## Welcome to the Futurama Support Site

The Futurama Support Site is the website where you can find Futurama and Futurama Vision documentation. If you have any questions about the support pages or if you want to provide us feedback please send us an e-mail.

Index Exercise 1: Pythagorean Theorem (Easy)

451 documents found.

# Exercise 1: Pythagorean Theorem (Easy)

Developer
Tutorial

Module: Editor

Version: 4.2.1 +

User: Developer

Difficulty: Easy

Introduction

In this exercise a formula must be created that uses the Pythagorean Theorem to calculate the side-length of a triangle.

Prerequisites

- The Futurama Editor must be installed.
- Completing the tutorial Creating formulas with Futurama first, is recommended.

## Description

The image at the right shows a triangle with the sides named A, B and C.
Side A has a fixed size of 3 inches. The length of side B is variable. The triangle is right-angled, so the angle between A and B measures 90°.
This means that the Pythagorean theorem applies:

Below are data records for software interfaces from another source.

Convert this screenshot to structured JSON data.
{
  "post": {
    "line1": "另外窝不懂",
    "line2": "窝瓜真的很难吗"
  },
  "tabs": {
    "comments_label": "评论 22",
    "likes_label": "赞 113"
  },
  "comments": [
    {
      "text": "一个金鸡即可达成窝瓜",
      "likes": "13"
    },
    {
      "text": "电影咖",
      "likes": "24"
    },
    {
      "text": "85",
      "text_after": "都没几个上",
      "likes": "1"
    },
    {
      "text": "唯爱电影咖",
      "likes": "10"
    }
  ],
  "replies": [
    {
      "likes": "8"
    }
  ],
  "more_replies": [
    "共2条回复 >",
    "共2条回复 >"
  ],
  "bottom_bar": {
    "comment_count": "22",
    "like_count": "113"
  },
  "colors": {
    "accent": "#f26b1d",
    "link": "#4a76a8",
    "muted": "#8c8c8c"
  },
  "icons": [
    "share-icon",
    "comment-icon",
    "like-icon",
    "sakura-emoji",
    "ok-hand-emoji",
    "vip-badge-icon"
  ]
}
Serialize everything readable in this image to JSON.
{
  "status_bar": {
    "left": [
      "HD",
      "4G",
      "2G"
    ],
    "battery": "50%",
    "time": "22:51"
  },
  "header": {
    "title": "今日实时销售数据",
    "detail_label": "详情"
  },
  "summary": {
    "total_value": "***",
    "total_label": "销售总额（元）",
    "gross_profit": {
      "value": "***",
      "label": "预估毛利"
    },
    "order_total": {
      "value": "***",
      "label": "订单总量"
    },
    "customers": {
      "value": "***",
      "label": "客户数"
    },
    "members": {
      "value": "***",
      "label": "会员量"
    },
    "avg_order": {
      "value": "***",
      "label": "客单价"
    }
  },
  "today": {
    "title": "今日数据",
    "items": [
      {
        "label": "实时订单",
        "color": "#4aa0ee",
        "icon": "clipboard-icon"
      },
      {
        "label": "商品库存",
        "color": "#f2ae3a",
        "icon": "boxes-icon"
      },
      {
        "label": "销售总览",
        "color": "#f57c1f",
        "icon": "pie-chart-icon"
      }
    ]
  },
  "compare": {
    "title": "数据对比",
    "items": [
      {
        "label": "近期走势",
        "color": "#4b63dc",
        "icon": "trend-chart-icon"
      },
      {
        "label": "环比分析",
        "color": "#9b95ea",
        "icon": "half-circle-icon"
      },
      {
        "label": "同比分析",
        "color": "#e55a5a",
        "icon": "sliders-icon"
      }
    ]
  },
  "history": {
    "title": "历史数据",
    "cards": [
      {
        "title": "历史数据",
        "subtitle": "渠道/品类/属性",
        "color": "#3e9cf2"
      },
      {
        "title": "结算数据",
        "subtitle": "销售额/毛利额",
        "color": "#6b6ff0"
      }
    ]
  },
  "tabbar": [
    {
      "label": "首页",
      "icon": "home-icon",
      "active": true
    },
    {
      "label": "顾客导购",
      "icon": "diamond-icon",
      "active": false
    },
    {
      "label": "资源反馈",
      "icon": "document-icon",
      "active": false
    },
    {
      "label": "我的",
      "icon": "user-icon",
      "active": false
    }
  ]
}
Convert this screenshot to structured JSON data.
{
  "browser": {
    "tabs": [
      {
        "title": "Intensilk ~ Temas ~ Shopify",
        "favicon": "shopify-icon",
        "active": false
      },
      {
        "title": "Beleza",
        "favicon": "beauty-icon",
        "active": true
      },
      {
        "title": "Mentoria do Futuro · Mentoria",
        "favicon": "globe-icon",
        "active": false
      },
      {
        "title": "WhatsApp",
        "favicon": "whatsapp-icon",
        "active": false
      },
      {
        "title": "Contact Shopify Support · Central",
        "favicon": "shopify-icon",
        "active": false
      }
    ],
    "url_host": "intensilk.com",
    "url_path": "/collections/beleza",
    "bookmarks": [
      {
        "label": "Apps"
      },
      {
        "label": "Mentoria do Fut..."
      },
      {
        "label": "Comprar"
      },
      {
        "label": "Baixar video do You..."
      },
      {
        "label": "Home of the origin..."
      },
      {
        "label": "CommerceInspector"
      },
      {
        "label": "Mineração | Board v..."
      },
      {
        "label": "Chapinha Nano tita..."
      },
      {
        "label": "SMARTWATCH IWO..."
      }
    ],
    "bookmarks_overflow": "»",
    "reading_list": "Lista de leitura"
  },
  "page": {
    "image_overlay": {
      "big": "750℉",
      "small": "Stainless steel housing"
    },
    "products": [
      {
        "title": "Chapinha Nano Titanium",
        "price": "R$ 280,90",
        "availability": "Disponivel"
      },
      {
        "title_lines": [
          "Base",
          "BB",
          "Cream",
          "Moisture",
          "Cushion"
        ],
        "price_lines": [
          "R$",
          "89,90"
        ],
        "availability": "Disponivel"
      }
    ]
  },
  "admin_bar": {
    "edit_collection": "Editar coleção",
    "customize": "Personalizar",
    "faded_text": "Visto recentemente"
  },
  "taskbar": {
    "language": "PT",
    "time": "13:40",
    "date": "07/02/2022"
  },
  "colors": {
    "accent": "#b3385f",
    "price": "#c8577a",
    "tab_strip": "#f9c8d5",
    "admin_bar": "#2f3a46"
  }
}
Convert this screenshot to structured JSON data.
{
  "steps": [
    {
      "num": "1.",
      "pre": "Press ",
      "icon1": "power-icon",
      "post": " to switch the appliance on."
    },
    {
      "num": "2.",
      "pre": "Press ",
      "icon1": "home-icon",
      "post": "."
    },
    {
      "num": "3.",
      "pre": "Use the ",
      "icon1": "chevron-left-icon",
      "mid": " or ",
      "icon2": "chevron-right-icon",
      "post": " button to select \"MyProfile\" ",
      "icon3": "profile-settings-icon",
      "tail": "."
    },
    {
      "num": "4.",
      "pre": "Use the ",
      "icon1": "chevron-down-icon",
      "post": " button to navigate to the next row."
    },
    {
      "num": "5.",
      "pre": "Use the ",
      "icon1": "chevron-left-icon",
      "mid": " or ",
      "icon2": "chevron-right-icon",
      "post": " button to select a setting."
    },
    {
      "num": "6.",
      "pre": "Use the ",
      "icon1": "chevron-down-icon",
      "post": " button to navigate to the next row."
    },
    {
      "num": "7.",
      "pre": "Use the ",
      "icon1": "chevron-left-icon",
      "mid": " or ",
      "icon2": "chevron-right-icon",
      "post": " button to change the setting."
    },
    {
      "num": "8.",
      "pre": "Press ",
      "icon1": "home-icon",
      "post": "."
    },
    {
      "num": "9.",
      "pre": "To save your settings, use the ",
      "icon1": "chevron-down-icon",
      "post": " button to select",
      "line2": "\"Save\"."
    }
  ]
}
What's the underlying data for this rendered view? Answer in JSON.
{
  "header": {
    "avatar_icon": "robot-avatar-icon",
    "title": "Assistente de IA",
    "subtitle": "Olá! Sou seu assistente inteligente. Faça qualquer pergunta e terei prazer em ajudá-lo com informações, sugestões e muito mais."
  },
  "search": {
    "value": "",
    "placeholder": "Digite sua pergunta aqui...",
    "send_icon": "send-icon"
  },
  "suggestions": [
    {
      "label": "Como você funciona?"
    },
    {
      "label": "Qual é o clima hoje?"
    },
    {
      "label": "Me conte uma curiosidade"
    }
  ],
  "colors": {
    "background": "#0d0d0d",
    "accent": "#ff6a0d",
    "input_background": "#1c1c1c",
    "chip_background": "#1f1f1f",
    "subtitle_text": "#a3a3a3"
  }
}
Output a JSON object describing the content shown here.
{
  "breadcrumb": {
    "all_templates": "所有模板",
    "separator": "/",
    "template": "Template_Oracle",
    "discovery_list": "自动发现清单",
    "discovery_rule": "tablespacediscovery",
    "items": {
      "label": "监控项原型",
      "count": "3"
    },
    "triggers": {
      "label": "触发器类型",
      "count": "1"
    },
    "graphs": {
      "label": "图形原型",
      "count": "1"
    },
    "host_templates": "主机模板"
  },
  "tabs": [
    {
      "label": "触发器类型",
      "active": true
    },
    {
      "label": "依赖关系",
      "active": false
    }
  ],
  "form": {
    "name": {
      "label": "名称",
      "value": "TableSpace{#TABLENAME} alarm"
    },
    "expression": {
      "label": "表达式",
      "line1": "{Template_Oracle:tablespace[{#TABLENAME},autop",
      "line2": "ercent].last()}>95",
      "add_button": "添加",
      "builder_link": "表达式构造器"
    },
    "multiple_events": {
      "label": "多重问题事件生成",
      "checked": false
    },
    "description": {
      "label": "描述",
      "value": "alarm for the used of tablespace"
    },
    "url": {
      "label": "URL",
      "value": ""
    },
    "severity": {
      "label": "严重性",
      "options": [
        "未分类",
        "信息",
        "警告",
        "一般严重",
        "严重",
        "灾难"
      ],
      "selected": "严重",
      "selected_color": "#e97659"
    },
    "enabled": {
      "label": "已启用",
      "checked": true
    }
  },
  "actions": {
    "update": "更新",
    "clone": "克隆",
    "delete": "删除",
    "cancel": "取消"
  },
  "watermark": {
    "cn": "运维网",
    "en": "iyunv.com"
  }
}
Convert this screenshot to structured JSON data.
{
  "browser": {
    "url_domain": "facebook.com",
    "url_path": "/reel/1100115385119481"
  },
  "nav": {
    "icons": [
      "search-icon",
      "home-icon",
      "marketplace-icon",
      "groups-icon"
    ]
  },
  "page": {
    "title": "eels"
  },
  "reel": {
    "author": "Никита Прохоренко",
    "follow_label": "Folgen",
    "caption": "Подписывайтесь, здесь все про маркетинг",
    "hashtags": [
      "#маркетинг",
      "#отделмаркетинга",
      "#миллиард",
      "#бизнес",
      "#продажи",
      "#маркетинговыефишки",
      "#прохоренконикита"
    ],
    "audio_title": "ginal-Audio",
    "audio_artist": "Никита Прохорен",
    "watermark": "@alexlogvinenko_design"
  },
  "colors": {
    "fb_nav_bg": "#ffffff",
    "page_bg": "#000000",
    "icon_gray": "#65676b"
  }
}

A^2 + B^2 = C^2

## Assignment

Create a formula that calculates C, where A has a fixed value of 3, and B is an input-argument.
Determine C for the following values of B:

1. (A=3)   B=3    C=
2. (A=3)   B=4    C=
3. (A=3)   B=5    C=

## Tips

• You should create a formula of type 'double', as the length of size C does not need to be an integer.
• Futurama supports all basic arithmetic formulas. However, there's no special root function in Futurama, as you can formulate a (square) root in a general way by using the power-function.

## Solutions

1. (A=3)   B=3    C=4.24 (rounded)
2. (A=3)   B=4    C=5
3. (A=3)   B=5    C=5.83 (rounded)

You can download our solution for this assignment by clicking the image at the right. (Futurama 4.2.1.2)
Please note that you can very well have a different solution that is just as good as ours.

### Printscreens

The printscreens of our solution can provide you some insight in how you should implement this exercise:

## Variations

If you want some more practise on this subject, you could try the extra exercises below.
We won't provide a solution for these variations, just consider them as a way to further experiment with Futurama.
• (Easy:) Extend your formula by rounding the results to two digits.
• (Medium:) Extend your formula by adding size A as an argument.
• (Difficult:) Create a formula that determines if the value of C is an integer, based on the value for B. The formula should be a Boolean formula like: c(b)= Round(c(b)).

Updated: 2012-12-03